How to Deep Fry a Turkey
My father has started deep frying our Thanksgiving Turkey the past several years. He started when he went camping with his brother, who had been frying turkey for a year. When they were camping my uncle fried a turkey for dinner, one night. My father was hooked. From then on, Thanksgiving is no longer a baked turkey, but a fried one.
When you fry turkey you need to take a few precautions, as if you're not careful, it can and will catch on fire. It is the number one fire hazard during the Thanksgiving season.
Deep Frying Equipment
- A 30 quart to 40 quart heavy pot with lid and basket
- Burner and propane gas tank
- A candy thermometer to measure oil temperature
- A food thermometer to determine doneness of the turkey.
For added safety, you may want to have a fire extinguisher, oven mitts, and pot holders nearby.
To add flavor to the turkey, you may want to have different marinades and seasonings. If you choose to add different flavors, you may want to purchase an injector.
What kind of oil should you use to deep fry a turkey?
You should only use oils that have high smoke points such as peanut, refined canola, corn oil and sunflower. Canola oil is low in saturated fats and would be appropriate to combine with peanut oil if fat and cholesterol are a concern.
Location of the Fryer
- Place the fryer on level dirt or a grassy area.
- Never fry a turkey indoors, in a garage or in any other structure attached to a building. A
- Avoid frying on wood decks, which could catch fire, and concrete, which can be stained by the oil.
Try to put the fryer on concrete in an open area.
Size of the Turkey

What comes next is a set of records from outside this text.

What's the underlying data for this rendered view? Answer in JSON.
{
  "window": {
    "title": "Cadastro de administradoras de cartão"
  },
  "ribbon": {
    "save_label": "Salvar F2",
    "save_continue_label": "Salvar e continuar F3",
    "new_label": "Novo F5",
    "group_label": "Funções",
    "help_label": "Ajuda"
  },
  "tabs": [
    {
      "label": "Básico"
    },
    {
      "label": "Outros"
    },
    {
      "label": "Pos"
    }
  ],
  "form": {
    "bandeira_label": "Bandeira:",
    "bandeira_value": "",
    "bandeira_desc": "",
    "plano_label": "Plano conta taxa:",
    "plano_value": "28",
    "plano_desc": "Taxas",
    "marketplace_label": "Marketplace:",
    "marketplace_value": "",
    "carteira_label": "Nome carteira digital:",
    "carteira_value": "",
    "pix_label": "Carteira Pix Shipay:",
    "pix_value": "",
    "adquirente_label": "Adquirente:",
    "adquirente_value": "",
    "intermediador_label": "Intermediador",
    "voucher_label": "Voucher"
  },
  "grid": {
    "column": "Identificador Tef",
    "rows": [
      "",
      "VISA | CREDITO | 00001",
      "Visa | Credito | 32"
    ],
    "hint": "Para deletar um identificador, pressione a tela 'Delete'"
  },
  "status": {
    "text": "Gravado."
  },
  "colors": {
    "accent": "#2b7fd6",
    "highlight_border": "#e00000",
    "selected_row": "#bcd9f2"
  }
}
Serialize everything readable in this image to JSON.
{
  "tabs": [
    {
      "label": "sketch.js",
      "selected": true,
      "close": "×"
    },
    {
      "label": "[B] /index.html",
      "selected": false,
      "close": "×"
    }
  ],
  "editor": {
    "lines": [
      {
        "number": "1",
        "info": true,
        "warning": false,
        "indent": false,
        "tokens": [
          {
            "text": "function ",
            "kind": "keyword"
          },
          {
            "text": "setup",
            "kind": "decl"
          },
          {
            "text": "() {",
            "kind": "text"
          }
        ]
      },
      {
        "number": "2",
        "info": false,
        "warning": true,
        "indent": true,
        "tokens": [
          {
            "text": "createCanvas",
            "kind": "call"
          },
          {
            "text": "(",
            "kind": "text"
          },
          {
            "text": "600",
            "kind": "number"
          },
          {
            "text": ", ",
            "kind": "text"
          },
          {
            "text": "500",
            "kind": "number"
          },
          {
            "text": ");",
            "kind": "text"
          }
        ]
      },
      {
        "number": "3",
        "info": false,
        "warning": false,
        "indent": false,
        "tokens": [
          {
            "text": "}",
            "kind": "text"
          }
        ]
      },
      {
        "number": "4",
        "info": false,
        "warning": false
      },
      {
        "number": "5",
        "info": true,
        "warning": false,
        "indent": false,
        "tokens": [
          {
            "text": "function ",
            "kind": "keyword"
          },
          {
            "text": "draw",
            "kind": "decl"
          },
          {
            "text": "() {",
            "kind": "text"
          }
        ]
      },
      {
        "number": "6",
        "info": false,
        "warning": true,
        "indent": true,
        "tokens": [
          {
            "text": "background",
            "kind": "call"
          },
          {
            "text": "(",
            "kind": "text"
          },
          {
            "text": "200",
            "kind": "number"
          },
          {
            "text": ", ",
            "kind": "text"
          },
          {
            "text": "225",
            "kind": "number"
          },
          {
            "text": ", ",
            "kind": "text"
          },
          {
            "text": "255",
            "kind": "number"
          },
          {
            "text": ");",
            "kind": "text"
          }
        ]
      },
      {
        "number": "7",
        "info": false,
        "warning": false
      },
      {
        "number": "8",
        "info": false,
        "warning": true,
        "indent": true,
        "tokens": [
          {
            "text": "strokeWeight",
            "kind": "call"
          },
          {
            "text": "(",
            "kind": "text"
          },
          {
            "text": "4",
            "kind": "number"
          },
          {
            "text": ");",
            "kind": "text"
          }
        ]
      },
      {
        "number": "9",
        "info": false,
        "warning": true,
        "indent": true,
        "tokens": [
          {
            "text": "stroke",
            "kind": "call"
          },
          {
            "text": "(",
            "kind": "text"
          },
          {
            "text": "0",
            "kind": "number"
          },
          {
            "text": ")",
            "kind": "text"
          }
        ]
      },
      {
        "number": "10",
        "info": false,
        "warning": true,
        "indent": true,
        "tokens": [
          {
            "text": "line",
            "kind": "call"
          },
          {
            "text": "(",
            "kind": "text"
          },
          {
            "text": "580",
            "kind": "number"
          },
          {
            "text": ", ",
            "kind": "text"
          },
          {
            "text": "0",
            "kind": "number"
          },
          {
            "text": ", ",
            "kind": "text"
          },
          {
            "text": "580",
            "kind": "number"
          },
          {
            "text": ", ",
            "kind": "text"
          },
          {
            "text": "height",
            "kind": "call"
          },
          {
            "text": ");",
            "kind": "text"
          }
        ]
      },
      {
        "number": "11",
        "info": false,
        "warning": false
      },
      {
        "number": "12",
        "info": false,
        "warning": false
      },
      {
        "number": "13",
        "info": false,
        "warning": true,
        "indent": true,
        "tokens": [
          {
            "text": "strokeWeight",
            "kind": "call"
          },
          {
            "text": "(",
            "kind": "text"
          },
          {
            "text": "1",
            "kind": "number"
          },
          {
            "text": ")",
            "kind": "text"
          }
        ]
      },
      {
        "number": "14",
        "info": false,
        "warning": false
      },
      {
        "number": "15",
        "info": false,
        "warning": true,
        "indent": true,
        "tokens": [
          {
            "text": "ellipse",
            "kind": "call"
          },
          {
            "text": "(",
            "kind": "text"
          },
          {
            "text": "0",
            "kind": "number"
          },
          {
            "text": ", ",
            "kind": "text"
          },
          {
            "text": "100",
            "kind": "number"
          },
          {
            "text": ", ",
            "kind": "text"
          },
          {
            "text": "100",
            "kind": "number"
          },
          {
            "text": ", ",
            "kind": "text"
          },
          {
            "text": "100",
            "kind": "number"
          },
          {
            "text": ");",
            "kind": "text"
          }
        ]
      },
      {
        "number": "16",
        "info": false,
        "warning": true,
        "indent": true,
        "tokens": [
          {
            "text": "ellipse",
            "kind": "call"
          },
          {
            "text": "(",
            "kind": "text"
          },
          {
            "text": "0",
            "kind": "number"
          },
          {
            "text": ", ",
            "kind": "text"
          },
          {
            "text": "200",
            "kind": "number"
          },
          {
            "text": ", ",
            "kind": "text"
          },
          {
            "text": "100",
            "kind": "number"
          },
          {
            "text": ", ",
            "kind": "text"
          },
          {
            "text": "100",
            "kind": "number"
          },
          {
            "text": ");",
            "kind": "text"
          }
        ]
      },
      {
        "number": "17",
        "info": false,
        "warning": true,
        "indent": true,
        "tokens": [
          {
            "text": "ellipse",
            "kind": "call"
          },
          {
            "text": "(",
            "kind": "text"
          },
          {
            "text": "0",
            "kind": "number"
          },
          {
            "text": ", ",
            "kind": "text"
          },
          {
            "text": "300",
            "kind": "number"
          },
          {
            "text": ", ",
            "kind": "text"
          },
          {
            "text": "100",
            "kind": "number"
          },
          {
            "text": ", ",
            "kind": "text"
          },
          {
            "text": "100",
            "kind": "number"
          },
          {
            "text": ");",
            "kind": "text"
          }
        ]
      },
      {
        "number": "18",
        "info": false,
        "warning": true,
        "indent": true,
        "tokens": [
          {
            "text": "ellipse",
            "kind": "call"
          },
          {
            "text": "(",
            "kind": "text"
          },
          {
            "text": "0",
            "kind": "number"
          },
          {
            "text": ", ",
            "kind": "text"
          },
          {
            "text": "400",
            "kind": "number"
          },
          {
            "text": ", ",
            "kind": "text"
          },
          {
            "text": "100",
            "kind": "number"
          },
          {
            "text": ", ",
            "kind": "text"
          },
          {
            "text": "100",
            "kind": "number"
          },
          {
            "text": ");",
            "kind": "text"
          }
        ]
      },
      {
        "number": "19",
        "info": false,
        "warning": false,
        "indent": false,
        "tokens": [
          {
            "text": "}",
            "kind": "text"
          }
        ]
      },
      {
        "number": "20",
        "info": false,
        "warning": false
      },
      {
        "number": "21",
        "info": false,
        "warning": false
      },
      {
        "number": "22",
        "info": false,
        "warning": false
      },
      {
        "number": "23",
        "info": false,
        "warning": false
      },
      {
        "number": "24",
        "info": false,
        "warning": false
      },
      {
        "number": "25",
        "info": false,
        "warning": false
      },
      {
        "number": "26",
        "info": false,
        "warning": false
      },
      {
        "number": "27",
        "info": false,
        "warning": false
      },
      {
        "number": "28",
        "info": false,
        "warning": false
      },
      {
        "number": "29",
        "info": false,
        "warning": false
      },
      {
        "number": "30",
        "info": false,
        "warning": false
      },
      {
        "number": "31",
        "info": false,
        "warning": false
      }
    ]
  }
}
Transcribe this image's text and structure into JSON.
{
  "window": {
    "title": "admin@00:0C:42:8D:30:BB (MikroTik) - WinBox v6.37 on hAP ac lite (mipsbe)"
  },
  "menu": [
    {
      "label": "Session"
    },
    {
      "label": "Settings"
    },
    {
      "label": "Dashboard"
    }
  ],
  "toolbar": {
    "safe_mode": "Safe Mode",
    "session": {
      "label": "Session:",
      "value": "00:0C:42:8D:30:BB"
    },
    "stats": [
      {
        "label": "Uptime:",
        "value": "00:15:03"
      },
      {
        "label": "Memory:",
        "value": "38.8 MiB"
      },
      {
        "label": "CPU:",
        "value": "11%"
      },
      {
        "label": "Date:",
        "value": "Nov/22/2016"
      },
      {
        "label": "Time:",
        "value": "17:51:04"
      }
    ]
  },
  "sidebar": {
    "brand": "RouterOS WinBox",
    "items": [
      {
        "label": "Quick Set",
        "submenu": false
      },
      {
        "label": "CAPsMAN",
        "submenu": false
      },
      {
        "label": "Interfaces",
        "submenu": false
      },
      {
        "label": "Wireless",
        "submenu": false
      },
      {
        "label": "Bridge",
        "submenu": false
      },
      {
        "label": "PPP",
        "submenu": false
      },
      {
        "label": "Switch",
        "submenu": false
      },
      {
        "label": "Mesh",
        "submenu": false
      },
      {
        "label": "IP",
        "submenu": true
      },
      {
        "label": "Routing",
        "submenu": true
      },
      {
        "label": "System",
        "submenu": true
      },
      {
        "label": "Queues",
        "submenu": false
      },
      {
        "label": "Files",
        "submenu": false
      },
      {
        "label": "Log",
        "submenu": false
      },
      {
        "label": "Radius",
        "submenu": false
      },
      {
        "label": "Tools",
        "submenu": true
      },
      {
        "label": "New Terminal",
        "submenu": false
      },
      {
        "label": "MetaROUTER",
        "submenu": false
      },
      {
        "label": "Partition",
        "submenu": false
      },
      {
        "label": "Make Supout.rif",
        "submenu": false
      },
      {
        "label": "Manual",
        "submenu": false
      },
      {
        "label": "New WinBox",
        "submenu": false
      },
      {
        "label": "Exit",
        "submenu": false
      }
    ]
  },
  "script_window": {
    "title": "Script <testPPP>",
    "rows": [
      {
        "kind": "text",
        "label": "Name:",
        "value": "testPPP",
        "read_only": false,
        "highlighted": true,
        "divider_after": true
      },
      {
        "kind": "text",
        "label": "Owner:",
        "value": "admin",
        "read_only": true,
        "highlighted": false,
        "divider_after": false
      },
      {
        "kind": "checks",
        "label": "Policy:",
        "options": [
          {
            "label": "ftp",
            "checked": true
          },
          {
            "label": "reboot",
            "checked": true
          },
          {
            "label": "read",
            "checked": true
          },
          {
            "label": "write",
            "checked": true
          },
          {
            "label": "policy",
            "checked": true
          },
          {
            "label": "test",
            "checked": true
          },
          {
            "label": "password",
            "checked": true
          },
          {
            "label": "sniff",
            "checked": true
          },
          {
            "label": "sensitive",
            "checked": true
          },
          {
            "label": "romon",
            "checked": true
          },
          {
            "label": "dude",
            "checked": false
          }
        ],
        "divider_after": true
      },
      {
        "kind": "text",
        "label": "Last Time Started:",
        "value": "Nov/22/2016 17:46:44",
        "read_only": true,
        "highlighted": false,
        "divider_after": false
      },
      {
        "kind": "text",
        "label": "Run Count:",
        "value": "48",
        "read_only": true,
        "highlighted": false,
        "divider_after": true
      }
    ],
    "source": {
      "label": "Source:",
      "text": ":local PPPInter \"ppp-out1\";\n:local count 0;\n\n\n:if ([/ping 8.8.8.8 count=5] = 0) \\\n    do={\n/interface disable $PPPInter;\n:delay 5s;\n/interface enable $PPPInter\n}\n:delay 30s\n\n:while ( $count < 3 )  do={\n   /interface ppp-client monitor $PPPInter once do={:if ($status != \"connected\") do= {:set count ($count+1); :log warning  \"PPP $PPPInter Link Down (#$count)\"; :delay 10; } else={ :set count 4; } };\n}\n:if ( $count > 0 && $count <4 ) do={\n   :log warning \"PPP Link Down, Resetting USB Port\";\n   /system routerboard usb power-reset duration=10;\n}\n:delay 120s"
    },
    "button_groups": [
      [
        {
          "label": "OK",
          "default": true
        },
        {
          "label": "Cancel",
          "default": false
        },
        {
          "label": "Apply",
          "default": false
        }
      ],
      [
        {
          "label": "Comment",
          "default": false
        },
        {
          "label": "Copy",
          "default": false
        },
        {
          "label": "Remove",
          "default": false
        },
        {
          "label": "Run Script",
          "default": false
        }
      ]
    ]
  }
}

Size does matter, as a 12 to 14 pound turkey is the maximum size bird that can be successfully deep fried, but smaller turkeys that are 8 to 10 pounds and individual turkey parts are better used for frying.
In addition to the obvious safety concern of lowering and lifting a larger turkey into a container of boiling oil, larger turkeys cook longer, which means that the extra time can result in over exposure to the skin, potentially causing the turkey to be over cooked.
If you want to cook a larger bird (over 15-pounds), follow these steps for the best results.
- Detach the dark meat from the breast and fry the two turkey parts separately.
- Fry the leg/thigh sections first in oil that has been preheated to 365-375 degrees
- Remove the dark sections and reheat the oil to 365-375 degrees.
- Then fry the turkey breast.
Note: The internal temperature of the turkey should reach at least 165 degrees, but preferable 170 degrees in the breast and 180 degrees in the thigh.
To determine the correct amount of oil, place the turkey in the fryer basket and place it in the pot. The minimum oil level should be 3-5 inches from the top of the fryer, so to make sure that you have the right amount, you want to add water until it reaches 1-2 inches above the turkey.
When you remove the turkey, make note of the water level.
Drain, or pour out the water and dry the pot thoroughly. If the fryer has a drain valve, be sure there isn't any excess water in the spigot. Be sure to measure for oil before marinating the turkey.
Thaw out the turkey completely, and remove the neck and giblets from the two body cavities. Heat the oil to 365 - 375 degrees. Depending on the amount of oil you used, it usually takes between 45 minutes to 1 hour.
While the oil is heating, prepare the turkey. If you're injecting a marinade into the turkey, puree ingredients so that they will pass through the needle. Make sure that when you're injecting the turkey to get the marinade well into the turkey and not just under the skin. For whole turkeys, inject 60% of the marinade deep into the breast muscles, 30% into the leg and thigh muscles, and 10% into the meaty wing.
Remove any excess fat around the neck to allow the oil to flow through the turkey. If you're able to, remove the wire or plastic truss that holds the legs in place. Cut off the wing tips up to the first joint and cut off the tail. If you're able to, remove the pop-up timer from the breast.
* Do not stuff turkeys for deep frying. *
* To reduce spattering, thoroughly dry the interior and exterior of the bird. *
How Not to Fry a Turkey
Frying the Turkey
Once the oil has reached the appropriate temperature, place the turkey into the basket, turn off the burner, and very slowly lower it into the pot. As soon as the turkey is safely in the oil, turn on the burner immediately, as you can reduces safety hazards when lowering the turkey.
When cooking a whole turkey, it requires about 3-4 minutes per pound to thoroughly cook at 350 degrees.
Remove the turkey and check the internal temperature with the meat thermometer. The temperature should be at least 165 degrees, but preferable 170 degrees in the breast, and 180 degrees in the thigh.
If you're frying just turkey parts, such as breast, wings and thighs, it will take about 4-5 minutes per pound to reach the proper temperature.
- Never leave hot oil unattended, and don't allow children or pets near the cooking area.
- Allow the oil to cool completely before disposing or storing it.
- Immediately wash your hands, utensils, equipment and surfaces that have come in contact with raw turkey to prevent salmanella.
- Turkey should be consumed immediately and leftovers stored in the
refrigerator within two hours of cooking to prevent it from spoiling.